    1. Matt Adams Avatar
      Matt Adams

      Hazard Kentucky, is some very beautiful land.

  4. owen dunlap Avatar
    owen dunlap

    I dont know if the article mentions it or not ( i can not get past paywall) – but Gen McDew was the first AA ” first captain” ( regimental commander) at VMI – class of 1982 – the year after Northam graduated

  5. Stephen Haner Avatar
    Stephen Haner

    I heard the Post reporter on the radio this morning, as well, with John Reid on WRVA. I do not doubt any of the adverse experiences of those former students as reported, and I’m sure there were plenty more. He didn’t ask the question I once posed, would any of them encourage or discourage any student of this generation from attending. It seems some would encourage attendance based on their continued affection. I was in The Pit often when Ron Carter was winning basketball games, and I can tell you the cadets of his day were damn fond of him. Some graduate who ends up as a four star couldn’t have been too scarred by the VMI experience.

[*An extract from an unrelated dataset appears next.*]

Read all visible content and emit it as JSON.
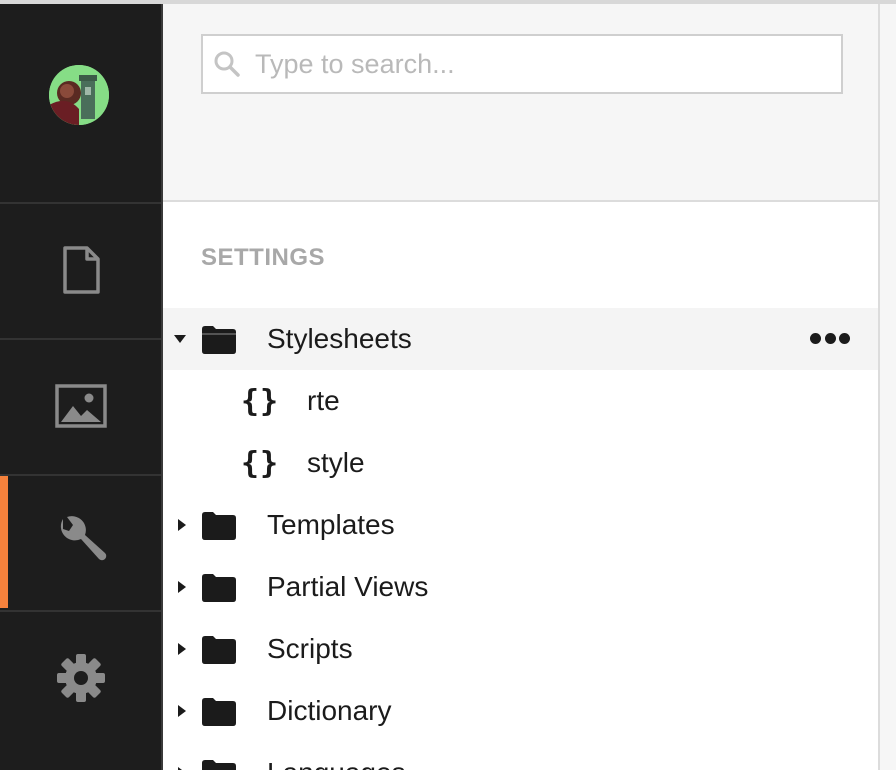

    I still expect it was just as bad for some at Tech or UVA or even W&M, but in those schools you didn’t have the Rat Line. It was likely a few who were being intentionally cruel, and then a few just being thoughtless.

    1. LarrytheG Avatar

      Some might argue (and not sure I’d disagree) that VMI and the rat line teaches that there are all kinds of potential obstacles to achieving the mission and racism is one of them. The military is not for “snowflakes”.

      There is a pretty good movie about this – Men of Honor – I highly recommend it – true story.


  6. James Wyatt Whitehead Avatar
    James Wyatt Whitehead

    Fall 1991, VPI. I was enrolled in Afro-American History class. HIST 3175 to be exact. Out of 30 or 35 students I was the only white student in the class. I was constantly ridiculed and called out in that class by my classmates in the presence of the instructor. On two occasions I can recall being followed by a group of men out of the class where the ridiculing and insults would continue on the side walk. I recall being shoved into a hedge bush on another occasion between the Newman Library and the Student Union by this same group of men. The day it stopped. Those boys saw me walking with my roommate Dave Frasier. Dave had just walked on the JV men’s basketball team and was president of the Society of Black Engineers. Give me a call Ian. Ian? Line is open. Great class. Great experience. Super talented professor. Got a chance to see what the other shoe feels like. Priceless. Thick skin is necessary in life.

  7. Eric the half a troll Avatar
    Eric the half a troll

    “…also experienced racism but said he loved his VMI experience…”

    You are suggesting that because blacks can rise above racism we need not address it. Can’t get behind that.

Leave a Reply